THE DATA ::
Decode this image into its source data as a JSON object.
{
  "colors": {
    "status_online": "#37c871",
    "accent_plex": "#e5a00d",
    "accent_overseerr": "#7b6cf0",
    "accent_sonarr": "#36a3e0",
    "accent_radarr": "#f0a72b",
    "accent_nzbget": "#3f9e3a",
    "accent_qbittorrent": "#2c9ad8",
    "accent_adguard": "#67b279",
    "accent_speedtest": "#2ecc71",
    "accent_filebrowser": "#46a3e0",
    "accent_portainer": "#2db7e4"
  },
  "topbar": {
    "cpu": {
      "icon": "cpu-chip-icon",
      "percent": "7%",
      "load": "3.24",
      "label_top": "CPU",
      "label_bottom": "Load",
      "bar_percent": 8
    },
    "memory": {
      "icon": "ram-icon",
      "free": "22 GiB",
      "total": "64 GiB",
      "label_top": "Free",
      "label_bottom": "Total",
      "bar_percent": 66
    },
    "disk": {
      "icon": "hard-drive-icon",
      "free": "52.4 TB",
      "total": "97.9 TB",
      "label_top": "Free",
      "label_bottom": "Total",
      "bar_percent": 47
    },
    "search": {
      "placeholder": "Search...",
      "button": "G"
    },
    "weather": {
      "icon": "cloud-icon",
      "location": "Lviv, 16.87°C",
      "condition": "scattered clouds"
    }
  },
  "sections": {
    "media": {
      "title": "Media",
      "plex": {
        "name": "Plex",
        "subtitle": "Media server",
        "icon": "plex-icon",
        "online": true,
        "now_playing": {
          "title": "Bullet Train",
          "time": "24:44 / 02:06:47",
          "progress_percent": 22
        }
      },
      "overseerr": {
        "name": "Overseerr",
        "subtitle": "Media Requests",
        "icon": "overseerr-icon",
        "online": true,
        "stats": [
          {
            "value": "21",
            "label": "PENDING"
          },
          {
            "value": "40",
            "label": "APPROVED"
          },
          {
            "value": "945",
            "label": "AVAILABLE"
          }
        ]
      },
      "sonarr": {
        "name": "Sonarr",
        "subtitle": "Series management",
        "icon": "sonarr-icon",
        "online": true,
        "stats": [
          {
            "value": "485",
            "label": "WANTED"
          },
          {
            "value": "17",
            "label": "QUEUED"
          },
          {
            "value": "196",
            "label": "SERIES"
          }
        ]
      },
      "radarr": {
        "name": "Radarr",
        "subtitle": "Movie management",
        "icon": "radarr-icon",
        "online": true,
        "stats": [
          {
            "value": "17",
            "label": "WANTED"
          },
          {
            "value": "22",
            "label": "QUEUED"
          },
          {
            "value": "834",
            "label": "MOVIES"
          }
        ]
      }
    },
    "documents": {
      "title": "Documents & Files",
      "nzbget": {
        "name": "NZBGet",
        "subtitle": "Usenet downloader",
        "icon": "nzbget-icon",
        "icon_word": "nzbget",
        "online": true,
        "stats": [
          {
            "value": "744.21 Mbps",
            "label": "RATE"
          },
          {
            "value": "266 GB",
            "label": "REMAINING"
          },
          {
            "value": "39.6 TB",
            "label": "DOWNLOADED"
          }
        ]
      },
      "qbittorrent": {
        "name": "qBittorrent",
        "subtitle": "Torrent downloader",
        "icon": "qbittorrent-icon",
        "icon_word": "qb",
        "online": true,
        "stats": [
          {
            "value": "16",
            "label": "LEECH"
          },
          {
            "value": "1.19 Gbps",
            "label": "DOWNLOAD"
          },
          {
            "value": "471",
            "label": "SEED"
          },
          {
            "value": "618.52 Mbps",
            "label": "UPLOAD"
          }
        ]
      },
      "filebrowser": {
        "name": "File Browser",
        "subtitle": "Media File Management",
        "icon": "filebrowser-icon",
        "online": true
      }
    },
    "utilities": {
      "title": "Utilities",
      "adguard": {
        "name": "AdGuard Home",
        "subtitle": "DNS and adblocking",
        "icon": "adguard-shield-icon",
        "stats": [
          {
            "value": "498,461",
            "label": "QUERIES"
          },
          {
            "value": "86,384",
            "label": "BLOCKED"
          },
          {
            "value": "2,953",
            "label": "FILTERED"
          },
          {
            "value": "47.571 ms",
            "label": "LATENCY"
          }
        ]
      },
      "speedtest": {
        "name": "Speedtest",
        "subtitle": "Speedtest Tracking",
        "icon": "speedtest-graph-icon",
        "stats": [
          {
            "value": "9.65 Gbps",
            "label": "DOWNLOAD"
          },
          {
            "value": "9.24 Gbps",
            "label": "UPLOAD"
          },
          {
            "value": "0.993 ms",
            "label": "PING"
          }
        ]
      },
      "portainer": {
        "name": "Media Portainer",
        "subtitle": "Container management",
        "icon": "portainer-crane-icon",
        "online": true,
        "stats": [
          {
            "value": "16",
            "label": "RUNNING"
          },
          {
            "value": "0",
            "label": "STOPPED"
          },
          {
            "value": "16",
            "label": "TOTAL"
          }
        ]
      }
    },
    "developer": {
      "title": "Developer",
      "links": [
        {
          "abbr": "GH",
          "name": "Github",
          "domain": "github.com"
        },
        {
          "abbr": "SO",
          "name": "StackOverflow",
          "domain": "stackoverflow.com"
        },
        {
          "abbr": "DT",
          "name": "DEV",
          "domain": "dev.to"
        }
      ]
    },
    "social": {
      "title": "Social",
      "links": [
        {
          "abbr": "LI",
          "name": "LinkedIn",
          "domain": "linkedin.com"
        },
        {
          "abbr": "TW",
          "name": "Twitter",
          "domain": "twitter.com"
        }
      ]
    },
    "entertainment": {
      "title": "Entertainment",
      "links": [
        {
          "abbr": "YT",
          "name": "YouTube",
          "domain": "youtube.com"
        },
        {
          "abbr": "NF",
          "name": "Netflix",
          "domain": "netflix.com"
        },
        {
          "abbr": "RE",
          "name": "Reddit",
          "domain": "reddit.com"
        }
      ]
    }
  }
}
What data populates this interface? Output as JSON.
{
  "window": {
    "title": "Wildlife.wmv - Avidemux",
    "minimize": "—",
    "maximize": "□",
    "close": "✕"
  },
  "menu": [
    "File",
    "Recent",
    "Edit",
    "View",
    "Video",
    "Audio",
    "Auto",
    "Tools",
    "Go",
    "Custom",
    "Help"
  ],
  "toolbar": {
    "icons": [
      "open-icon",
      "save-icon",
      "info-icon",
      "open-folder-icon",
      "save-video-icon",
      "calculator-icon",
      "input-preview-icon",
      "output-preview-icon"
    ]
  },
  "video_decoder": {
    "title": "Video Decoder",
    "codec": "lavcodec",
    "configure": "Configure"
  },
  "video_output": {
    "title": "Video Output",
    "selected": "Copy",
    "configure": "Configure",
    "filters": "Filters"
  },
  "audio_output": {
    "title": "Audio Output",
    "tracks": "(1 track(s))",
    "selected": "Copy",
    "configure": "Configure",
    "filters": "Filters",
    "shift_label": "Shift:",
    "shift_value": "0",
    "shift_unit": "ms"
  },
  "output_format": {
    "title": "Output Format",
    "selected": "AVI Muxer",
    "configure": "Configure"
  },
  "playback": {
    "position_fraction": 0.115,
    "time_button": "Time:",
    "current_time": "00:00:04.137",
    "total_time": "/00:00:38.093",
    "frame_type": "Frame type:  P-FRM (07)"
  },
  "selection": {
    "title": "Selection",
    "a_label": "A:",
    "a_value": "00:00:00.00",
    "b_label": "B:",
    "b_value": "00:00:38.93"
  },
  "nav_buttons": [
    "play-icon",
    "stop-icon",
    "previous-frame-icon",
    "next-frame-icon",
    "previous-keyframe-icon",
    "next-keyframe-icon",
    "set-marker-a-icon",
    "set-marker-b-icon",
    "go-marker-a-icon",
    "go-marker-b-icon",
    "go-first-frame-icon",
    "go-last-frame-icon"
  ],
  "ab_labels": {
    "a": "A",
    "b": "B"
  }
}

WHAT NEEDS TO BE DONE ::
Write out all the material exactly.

SOLUTION TO THIS TASK ::
Decode this image into its source data as a JSON object.
{
  "colors": {
    "status_online": "#37c871",
    "accent_plex": "#e5a00d",
    "accent_overseerr": "#7b6cf0",
    "accent_sonarr": "#36a3e0",
    "accent_radarr": "#f0a72b",
    "accent_nzbget": "#3f9e3a",
    "accent_qbittorrent": "#2c9ad8",
    "accent_adguard": "#67b279",
    "accent_speedtest": "#2ecc71",
    "accent_filebrowser": "#46a3e0",
    "accent_portainer": "#2db7e4"
  },
  "topbar": {
    "cpu": {
      "icon": "cpu-chip-icon",
      "percent": "7%",
      "load": "3.24",
      "label_top": "CPU",
      "label_bottom": "Load",
      "bar_percent": 8
    },
    "memory": {
      "icon": "ram-icon",
      "free": "22 GiB",
      "total": "64 GiB",
      "label_top": "Free",
      "label_bottom": "Total",
      "bar_percent": 66
    },
    "disk": {
      "icon": "hard-drive-icon",
      "free": "52.4 TB",
      "total": "97.9 TB",
      "label_top": "Free",
      "label_bottom": "Total",
      "bar_percent": 47
    },
    "search": {
      "placeholder": "Search...",
      "button": "G"
    },
    "weather": {
      "icon": "cloud-icon",
      "location": "Lviv, 16.87°C",
      "condition": "scattered clouds"
    }
  },
  "sections": {
    "media": {
      "title": "Media",
      "plex": {
        "name": "Plex",
        "subtitle": "Media server",
        "icon": "plex-icon",
        "online": true,
        "now_playing": {
          "title": "Bullet Train",
          "time": "24:44 / 02:06:47",
          "progress_percent": 22
        }
      },
      "overseerr": {
        "name": "Overseerr",
        "subtitle": "Media Requests",
        "icon": "overseerr-icon",
        "online": true,
        "stats": [
          {
            "value": "21",
            "label": "PENDING"
          },
          {
            "value": "40",
            "label": "APPROVED"
          },
          {
            "value": "945",
            "label": "AVAILABLE"
          }
        ]
      },
      "sonarr": {
        "name": "Sonarr",
        "subtitle": "Series management",
        "icon": "sonarr-icon",
        "online": true,
        "stats": [
          {
            "value": "485",
            "label": "WANTED"
          },
          {
            "value": "17",
            "label": "QUEUED"
          },
          {
            "value": "196",
            "label": "SERIES"
          }
        ]
      },
      "radarr": {
        "name": "Radarr",
        "subtitle": "Movie management",
        "icon": "radarr-icon",
        "online": true,
        "stats": [
          {
            "value": "17",
            "label": "WANTED"
          },
          {
            "value": "22",
            "label": "QUEUED"
          },
          {
            "value": "834",
            "label": "MOVIES"
          }
        ]
      }
    },
    "documents": {
      "title": "Documents & Files",
      "nzbget": {
        "name": "NZBGet",
        "subtitle": "Usenet downloader",
        "icon": "nzbget-icon",
        "icon_word": "nzbget",
        "online": true,
        "stats": [
          {
            "value": "744.21 Mbps",
            "label": "RATE"
          },
          {
            "value": "266 GB",
            "label": "REMAINING"
          },
          {
            "value": "39.6 TB",
            "label": "DOWNLOADED"
          }
        ]
      },
      "qbittorrent": {
        "name": "qBittorrent",
        "subtitle": "Torrent downloader",
        "icon": "qbittorrent-icon",
        "icon_word": "qb",
        "online": true,
        "stats": [
          {
            "value": "16",
            "label": "LEECH"
          },
          {
            "value": "1.19 Gbps",
            "label": "DOWNLOAD"
          },
          {
            "value": "471",
            "label": "SEED"
          },
          {
            "value": "618.52 Mbps",
            "label": "UPLOAD"
          }
        ]
      },
      "filebrowser": {
        "name": "File Browser",
        "subtitle": "Media File Management",
        "icon": "filebrowser-icon",
        "online": true
      }
    },
    "utilities": {
      "title": "Utilities",
      "adguard": {
        "name": "AdGuard Home",
        "subtitle": "DNS and adblocking",
        "icon": "adguard-shield-icon",
        "stats": [
          {
            "value": "498,461",
            "label": "QUERIES"
          },
          {
            "value": "86,384",
            "label": "BLOCKED"
          },
          {
            "value": "2,953",
            "label": "FILTERED"
          },
          {
            "value": "47.571 ms",
            "label": "LATENCY"
          }
        ]
      },
      "speedtest": {
        "name": "Speedtest",
        "subtitle": "Speedtest Tracking",
        "icon": "speedtest-graph-icon",
        "stats": [
          {
            "value": "9.65 Gbps",
            "label": "DOWNLOAD"
          },
          {
            "value": "9.24 Gbps",
            "label": "UPLOAD"
          },
          {
            "value": "0.993 ms",
            "label": "PING"
          }
        ]
      },
      "portainer": {
        "name": "Media Portainer",
        "subtitle": "Container management",
        "icon": "portainer-crane-icon",
        "online": true,
        "stats": [
          {
            "value": "16",
            "label": "RUNNING"
          },
          {
            "value": "0",
            "label": "STOPPED"
          },
          {
            "value": "16",
            "label": "TOTAL"
          }
        ]
      }
    },
    "developer": {
      "title": "Developer",
      "links": [
        {
          "abbr": "GH",
          "name": "Github",
          "domain": "github.com"
        },
        {
          "abbr": "SO",
          "name": "StackOverflow",
          "domain": "stackoverflow.com"
        },
        {
          "abbr": "DT",
          "name": "DEV",
          "domain": "dev.to"
        }
      ]
    },
    "social": {
      "title": "Social",
      "links": [
        {
          "abbr": "LI",
          "name": "LinkedIn",
          "domain": "linkedin.com"
        },
        {
          "abbr": "TW",
          "name": "Twitter",
          "domain": "twitter.com"
        }
      ]
    },
    "entertainment": {
      "title": "Entertainment",
      "links": [
        {
          "abbr": "YT",
          "name": "YouTube",
          "domain": "youtube.com"
        },
        {
          "abbr": "NF",
          "name": "Netflix",
          "domain": "netflix.com"
        },
        {
          "abbr": "RE",
          "name": "Reddit",
          "domain": "reddit.com"
        }
      ]
    }
  }
}
What data populates this interface? Output as JSON.
{
  "window": {
    "title": "Wildlife.wmv - Avidemux",
    "minimize": "—",
    "maximize": "□",
    "close": "✕"
  },
  "menu": [
    "File",
    "Recent",
    "Edit",
    "View",
    "Video",
    "Audio",
    "Auto",
    "Tools",
    "Go",
    "Custom",
    "Help"
  ],
  "toolbar": {
    "icons": [
      "open-icon",
      "save-icon",
      "info-icon",
      "open-folder-icon",
      "save-video-icon",
      "calculator-icon",
      "input-preview-icon",
      "output-preview-icon"
    ]
  },
  "video_decoder": {
    "title": "Video Decoder",
    "codec": "lavcodec",
    "configure": "Configure"
  },
  "video_output": {
    "title": "Video Output",
    "selected": "Copy",
    "configure": "Configure",
    "filters": "Filters"
  },
  "audio_output": {
    "title": "Audio Output",
    "tracks": "(1 track(s))",
    "selected": "Copy",
    "configure": "Configure",
    "filters": "Filters",
    "shift_label": "Shift:",
    "shift_value": "0",
    "shift_unit": "ms"
  },
  "output_format": {
    "title": "Output Format",
    "selected": "AVI Muxer",
    "configure": "Configure"
  },
  "playback": {
    "position_fraction": 0.115,
    "time_button": "Time:",
    "current_time": "00:00:04.137",
    "total_time": "/00:00:38.093",
    "frame_type": "Frame type:  P-FRM (07)"
  },
  "selection": {
    "title": "Selection",
    "a_label": "A:",
    "a_value": "00:00:00.00",
    "b_label": "B:",
    "b_value": "00:00:38.93"
  },
  "nav_buttons": [
    "play-icon",
    "stop-icon",
    "previous-frame-icon",
    "next-frame-icon",
    "previous-keyframe-icon",
    "next-keyframe-icon",
    "set-marker-a-icon",
    "set-marker-b-icon",
    "go-marker-a-icon",
    "go-marker-b-icon",
    "go-first-frame-icon",
    "go-last-frame-icon"
  ],
  "ab_labels": {
    "a": "A",
    "b": "B"
  }
}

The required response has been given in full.